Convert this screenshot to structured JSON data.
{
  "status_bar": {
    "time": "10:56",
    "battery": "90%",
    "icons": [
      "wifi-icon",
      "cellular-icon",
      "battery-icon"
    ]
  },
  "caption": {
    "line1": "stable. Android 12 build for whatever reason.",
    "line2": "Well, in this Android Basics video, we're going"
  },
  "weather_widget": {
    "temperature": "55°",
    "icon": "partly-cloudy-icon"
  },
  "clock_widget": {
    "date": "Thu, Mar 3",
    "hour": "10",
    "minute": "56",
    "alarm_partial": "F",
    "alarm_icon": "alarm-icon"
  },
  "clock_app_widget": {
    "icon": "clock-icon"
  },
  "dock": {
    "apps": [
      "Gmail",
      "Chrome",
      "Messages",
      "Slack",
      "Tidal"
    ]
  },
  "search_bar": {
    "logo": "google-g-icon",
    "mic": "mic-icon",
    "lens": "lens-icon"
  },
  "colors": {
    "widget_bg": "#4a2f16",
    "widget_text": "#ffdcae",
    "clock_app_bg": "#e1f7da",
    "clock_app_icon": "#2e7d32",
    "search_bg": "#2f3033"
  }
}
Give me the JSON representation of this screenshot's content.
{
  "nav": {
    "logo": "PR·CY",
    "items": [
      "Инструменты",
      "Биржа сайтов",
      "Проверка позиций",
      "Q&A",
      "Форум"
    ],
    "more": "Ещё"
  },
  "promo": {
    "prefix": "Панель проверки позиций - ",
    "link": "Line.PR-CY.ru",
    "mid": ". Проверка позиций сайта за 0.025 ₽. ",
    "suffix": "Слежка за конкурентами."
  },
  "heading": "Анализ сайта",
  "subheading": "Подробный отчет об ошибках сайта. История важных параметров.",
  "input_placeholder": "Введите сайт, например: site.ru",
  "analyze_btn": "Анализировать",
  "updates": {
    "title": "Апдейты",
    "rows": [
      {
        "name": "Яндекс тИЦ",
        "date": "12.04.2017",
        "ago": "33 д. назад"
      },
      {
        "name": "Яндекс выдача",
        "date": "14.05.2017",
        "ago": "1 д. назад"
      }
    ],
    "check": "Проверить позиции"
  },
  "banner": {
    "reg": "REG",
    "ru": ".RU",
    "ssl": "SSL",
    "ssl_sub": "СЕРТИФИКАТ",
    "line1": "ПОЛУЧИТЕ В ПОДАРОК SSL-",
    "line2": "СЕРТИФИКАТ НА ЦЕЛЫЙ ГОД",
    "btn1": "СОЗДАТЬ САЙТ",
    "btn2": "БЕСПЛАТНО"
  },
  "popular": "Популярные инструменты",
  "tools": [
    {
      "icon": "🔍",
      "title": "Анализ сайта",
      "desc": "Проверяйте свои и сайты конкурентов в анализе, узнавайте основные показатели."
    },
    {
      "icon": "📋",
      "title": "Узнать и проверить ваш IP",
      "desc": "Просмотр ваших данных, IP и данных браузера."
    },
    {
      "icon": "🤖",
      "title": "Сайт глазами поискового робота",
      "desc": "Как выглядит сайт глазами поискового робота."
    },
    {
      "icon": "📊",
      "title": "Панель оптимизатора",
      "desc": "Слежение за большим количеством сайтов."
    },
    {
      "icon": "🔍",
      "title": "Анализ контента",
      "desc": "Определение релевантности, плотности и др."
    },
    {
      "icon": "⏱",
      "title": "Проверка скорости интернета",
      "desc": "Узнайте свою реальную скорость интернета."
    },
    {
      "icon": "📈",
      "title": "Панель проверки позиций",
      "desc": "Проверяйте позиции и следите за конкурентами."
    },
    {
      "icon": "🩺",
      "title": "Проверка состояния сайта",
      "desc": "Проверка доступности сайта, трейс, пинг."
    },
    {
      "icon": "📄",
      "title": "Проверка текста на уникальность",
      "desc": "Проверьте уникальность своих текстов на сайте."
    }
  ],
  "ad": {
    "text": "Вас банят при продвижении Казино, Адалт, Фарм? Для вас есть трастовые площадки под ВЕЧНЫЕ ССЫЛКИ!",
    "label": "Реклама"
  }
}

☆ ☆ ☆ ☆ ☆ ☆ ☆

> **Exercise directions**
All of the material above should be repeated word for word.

> **The answer**
Convert this screenshot to structured JSON data.
{
  "status_bar": {
    "time": "10:56",
    "battery": "90%",
    "icons": [
      "wifi-icon",
      "cellular-icon",
      "battery-icon"
    ]
  },
  "caption": {
    "line1": "stable. Android 12 build for whatever reason.",
    "line2": "Well, in this Android Basics video, we're going"
  },
  "weather_widget": {
    "temperature": "55°",
    "icon": "partly-cloudy-icon"
  },
  "clock_widget": {
    "date": "Thu, Mar 3",
    "hour": "10",
    "minute": "56",
    "alarm_partial": "F",
    "alarm_icon": "alarm-icon"
  },
  "clock_app_widget": {
    "icon": "clock-icon"
  },
  "dock": {
    "apps": [
      "Gmail",
      "Chrome",
      "Messages",
      "Slack",
      "Tidal"
    ]
  },
  "search_bar": {
    "logo": "google-g-icon",
    "mic": "mic-icon",
    "lens": "lens-icon"
  },
  "colors": {
    "widget_bg": "#4a2f16",
    "widget_text": "#ffdcae",
    "clock_app_bg": "#e1f7da",
    "clock_app_icon": "#2e7d32",
    "search_bg": "#2f3033"
  }
}
Give me the JSON representation of this screenshot's content.
{
  "nav": {
    "logo": "PR·CY",
    "items": [
      "Инструменты",
      "Биржа сайтов",
      "Проверка позиций",
      "Q&A",
      "Форум"
    ],
    "more": "Ещё"
  },
  "promo": {
    "prefix": "Панель проверки позиций - ",
    "link": "Line.PR-CY.ru",
    "mid": ". Проверка позиций сайта за 0.025 ₽. ",
    "suffix": "Слежка за конкурентами."
  },
  "heading": "Анализ сайта",
  "subheading": "Подробный отчет об ошибках сайта. История важных параметров.",
  "input_placeholder": "Введите сайт, например: site.ru",
  "analyze_btn": "Анализировать",
  "updates": {
    "title": "Апдейты",
    "rows": [
      {
        "name": "Яндекс тИЦ",
        "date": "12.04.2017",
        "ago": "33 д. назад"
      },
      {
        "name": "Яндекс выдача",
        "date": "14.05.2017",
        "ago": "1 д. назад"
      }
    ],
    "check": "Проверить позиции"
  },
  "banner": {
    "reg": "REG",
    "ru": ".RU",
    "ssl": "SSL",
    "ssl_sub": "СЕРТИФИКАТ",
    "line1": "ПОЛУЧИТЕ В ПОДАРОК SSL-",
    "line2": "СЕРТИФИКАТ НА ЦЕЛЫЙ ГОД",
    "btn1": "СОЗДАТЬ САЙТ",
    "btn2": "БЕСПЛАТНО"
  },
  "popular": "Популярные инструменты",
  "tools": [
    {
      "icon": "🔍",
      "title": "Анализ сайта",
      "desc": "Проверяйте свои и сайты конкурентов в анализе, узнавайте основные показатели."
    },
    {
      "icon": "📋",
      "title": "Узнать и проверить ваш IP",
      "desc": "Просмотр ваших данных, IP и данных браузера."
    },
    {
      "icon": "🤖",
      "title": "Сайт глазами поискового робота",
      "desc": "Как выглядит сайт глазами поискового робота."
    },
    {
      "icon": "📊",
      "title": "Панель оптимизатора",
      "desc": "Слежение за большим количеством сайтов."
    },
    {
      "icon": "🔍",
      "title": "Анализ контента",
      "desc": "Определение релевантности, плотности и др."
    },
    {
      "icon": "⏱",
      "title": "Проверка скорости интернета",
      "desc": "Узнайте свою реальную скорость интернета."
    },
    {
      "icon": "📈",
      "title": "Панель проверки позиций",
      "desc": "Проверяйте позиции и следите за конкурентами."
    },
    {
      "icon": "🩺",
      "title": "Проверка состояния сайта",
      "desc": "Проверка доступности сайта, трейс, пинг."
    },
    {
      "icon": "📄",
      "title": "Проверка текста на уникальность",
      "desc": "Проверьте уникальность своих текстов на сайте."
    }
  ],
  "ad": {
    "text": "Вас банят при продвижении Казино, Адалт, Фарм? Для вас есть трастовые площадки под ВЕЧНЫЕ ССЫЛКИ!",
    "label": "Реклама"
  }
}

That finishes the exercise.